Exercise details
I'd like the entries reproduced exactly, with all pictures omitted.

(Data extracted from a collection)
★ ★ ★ ★ ★ ★ ★
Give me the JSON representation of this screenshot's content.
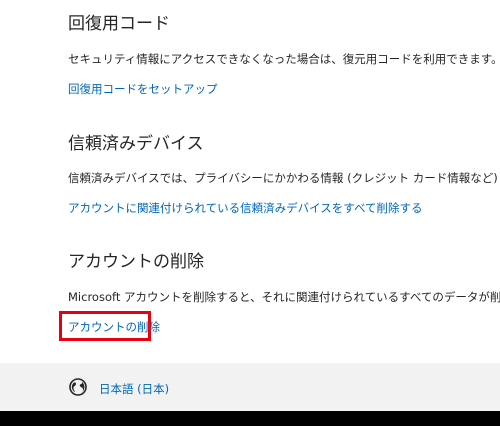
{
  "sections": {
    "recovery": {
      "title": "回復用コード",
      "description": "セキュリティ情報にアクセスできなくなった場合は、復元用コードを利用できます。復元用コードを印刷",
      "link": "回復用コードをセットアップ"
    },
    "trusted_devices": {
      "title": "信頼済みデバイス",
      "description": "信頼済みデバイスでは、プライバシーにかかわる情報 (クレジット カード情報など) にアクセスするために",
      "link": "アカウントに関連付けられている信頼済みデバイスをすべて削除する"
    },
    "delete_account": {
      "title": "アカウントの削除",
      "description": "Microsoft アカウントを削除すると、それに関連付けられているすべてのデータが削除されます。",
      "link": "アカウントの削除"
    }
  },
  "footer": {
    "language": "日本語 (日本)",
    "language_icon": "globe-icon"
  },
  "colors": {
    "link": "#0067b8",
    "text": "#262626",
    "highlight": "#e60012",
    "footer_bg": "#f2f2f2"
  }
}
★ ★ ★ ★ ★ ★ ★
Your solution
Give me the JSON representation of this screenshot's content.
{
  "sections": {
    "recovery": {
      "title": "回復用コード",
      "description": "セキュリティ情報にアクセスできなくなった場合は、復元用コードを利用できます。復元用コードを印刷",
      "link": "回復用コードをセットアップ"
    },
    "trusted_devices": {
      "title": "信頼済みデバイス",
      "description": "信頼済みデバイスでは、プライバシーにかかわる情報 (クレジット カード情報など) にアクセスするために",
      "link": "アカウントに関連付けられている信頼済みデバイスをすべて削除する"
    },
    "delete_account": {
      "title": "アカウントの削除",
      "description": "Microsoft アカウントを削除すると、それに関連付けられているすべてのデータが削除されます。",
      "link": "アカウントの削除"
    }
  },
  "footer": {
    "language": "日本語 (日本)",
    "language_icon": "globe-icon"
  },
  "colors": {
    "link": "#0067b8",
    "text": "#262626",
    "highlight": "#e60012",
    "footer_bg": "#f2f2f2"
  }
}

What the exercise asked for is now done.